His tent from Walmart, meticulously rolled and packed. He unscrews the lid to a plastic gallon jug and empties his urine into the brush. This industrial neighborhood just beyond Miami’s far western edge is home to lumber yards, auto parts warehouses, and, in recent months, roving encampments of homeless sex offenders.
This summer, Brown and a half-dozen other men were living beside a chain-link fence outside a hardware company.
As the new year begins, the price of wheat is setting an all-time high in the United Kingdom. Russia is importing grain to sustain its cattle herds until spring grazing begins.
India is wrestling with an 18-percent annual food inflation rate, sparking protests.
In 1974, with support of the Rockefeller Brothers Fund, Lester Brown founded the Worldwatch Institute, the first research institute devoted to the analysis of global environmental issues.

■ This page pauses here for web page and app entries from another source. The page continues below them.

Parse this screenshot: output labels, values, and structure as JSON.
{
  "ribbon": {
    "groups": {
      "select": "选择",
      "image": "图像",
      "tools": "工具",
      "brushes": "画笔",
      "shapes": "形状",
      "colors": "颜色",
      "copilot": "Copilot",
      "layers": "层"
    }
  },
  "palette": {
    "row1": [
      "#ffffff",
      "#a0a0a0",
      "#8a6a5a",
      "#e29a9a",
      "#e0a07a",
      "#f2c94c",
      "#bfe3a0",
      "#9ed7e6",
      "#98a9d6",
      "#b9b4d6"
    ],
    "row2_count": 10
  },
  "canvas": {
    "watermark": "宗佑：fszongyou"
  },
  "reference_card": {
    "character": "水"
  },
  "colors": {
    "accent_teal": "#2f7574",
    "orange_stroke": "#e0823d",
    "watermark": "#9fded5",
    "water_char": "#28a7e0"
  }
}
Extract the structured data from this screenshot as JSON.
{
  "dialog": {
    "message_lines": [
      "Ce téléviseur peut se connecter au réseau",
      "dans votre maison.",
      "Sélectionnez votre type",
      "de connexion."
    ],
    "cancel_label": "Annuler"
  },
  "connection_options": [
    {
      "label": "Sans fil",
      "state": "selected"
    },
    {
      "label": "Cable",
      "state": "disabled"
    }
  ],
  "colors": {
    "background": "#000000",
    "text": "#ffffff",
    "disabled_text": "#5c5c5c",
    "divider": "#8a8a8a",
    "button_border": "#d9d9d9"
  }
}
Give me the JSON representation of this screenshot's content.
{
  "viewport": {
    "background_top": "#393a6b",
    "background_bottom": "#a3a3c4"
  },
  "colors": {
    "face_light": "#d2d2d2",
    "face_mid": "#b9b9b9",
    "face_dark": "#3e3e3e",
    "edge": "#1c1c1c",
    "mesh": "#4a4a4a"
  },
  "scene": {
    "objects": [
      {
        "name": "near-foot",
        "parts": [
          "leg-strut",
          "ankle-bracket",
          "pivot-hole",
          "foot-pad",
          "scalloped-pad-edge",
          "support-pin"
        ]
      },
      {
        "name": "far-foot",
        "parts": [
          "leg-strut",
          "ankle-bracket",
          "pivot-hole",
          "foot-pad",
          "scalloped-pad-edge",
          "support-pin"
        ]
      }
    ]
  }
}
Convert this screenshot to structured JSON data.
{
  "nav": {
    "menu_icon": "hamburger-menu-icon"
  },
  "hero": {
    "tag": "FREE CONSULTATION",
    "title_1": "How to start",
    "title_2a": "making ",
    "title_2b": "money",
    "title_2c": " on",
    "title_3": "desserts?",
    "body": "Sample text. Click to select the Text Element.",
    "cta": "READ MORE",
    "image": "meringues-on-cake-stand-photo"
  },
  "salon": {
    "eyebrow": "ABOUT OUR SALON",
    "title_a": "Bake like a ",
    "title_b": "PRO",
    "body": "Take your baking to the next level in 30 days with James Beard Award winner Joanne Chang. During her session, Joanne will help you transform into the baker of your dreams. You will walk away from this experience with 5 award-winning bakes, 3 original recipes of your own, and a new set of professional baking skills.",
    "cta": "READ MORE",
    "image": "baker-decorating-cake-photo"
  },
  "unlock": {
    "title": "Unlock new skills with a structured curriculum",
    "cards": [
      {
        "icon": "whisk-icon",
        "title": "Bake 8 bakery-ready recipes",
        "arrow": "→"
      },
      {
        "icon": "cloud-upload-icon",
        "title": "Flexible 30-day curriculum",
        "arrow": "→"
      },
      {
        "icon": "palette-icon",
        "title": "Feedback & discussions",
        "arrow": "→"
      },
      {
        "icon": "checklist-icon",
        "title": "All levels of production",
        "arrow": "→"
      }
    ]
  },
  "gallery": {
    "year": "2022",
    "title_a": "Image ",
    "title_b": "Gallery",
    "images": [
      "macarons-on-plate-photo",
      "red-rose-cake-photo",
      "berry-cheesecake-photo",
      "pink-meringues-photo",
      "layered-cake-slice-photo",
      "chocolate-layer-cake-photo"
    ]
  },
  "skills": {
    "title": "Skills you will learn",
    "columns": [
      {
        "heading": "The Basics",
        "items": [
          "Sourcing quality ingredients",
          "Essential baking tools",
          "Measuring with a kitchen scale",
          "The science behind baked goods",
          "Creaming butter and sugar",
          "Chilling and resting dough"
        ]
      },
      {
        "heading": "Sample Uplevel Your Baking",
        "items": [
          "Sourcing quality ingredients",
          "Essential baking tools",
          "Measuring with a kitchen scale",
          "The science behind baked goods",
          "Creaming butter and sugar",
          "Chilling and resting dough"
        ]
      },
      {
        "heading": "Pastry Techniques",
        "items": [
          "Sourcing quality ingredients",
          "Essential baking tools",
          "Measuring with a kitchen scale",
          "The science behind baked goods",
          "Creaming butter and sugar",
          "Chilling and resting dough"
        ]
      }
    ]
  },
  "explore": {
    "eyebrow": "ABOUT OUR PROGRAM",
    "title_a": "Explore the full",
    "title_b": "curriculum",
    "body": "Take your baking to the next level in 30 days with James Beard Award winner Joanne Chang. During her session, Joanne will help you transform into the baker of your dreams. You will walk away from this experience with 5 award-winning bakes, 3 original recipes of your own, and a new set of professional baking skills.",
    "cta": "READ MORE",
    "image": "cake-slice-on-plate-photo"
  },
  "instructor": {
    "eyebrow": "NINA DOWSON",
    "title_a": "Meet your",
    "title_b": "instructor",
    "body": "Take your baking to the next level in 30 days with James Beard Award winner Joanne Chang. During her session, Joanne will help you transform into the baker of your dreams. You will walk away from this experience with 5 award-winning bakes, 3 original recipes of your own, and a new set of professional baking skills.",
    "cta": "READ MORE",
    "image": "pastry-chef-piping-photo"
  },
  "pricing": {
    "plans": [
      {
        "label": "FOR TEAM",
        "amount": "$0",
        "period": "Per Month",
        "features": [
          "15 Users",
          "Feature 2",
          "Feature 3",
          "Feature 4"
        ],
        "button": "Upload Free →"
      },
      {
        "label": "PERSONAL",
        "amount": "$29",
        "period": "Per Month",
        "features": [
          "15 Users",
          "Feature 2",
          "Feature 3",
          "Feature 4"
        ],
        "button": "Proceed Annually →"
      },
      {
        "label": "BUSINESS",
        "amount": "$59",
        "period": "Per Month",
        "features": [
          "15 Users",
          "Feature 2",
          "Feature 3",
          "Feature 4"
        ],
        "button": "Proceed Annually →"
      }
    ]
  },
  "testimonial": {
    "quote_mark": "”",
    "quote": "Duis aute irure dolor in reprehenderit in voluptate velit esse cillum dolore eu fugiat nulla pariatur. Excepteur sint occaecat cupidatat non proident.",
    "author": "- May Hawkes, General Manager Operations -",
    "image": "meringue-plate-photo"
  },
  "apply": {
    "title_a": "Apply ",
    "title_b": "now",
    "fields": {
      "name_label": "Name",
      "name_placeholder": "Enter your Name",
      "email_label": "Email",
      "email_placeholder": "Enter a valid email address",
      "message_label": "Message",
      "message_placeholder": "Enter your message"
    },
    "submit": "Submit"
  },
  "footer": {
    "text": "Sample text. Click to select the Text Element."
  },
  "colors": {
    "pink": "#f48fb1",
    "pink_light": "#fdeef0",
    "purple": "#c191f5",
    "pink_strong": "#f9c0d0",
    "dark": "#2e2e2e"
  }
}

While there he launched the Worldwatch Papers, the annual State of the World reports, World Watch magazine, a second annual entitled , and the Environmental Alert book series. One of the world's most widely published authors, his books have appeared in some 40 languages.In a place so densely populated, forbidden zones are everywhere.And in the narrow slivers of permitted space, affordable apartments with open-minded landlords are nearly impossible to come by. Among his earlier books are challenged the official view of China’s food prospect, spawning hundreds of conferences and seminars.In May 2001, he founded the Earth Policy Institute to provide a vision and a road map for achieving an environmentally sustainable economy.Total meat consumption in China today is already nearly double that in the United States.The third major source of demand growth is the use of crops to produce fuel for cars.These climate-related trends seem destined to take a far greater toll in the future.There's at least a glimmer of good news on the demand side: World population growth, which peaked at 2 percent per year around 1970, dropped below 1.2 percent per year in 2010.In 1966, the Secretary appointed him Administrator of the department's International Agricultural Development Service.In early 1969, he left government to help establish the Overseas Development Council.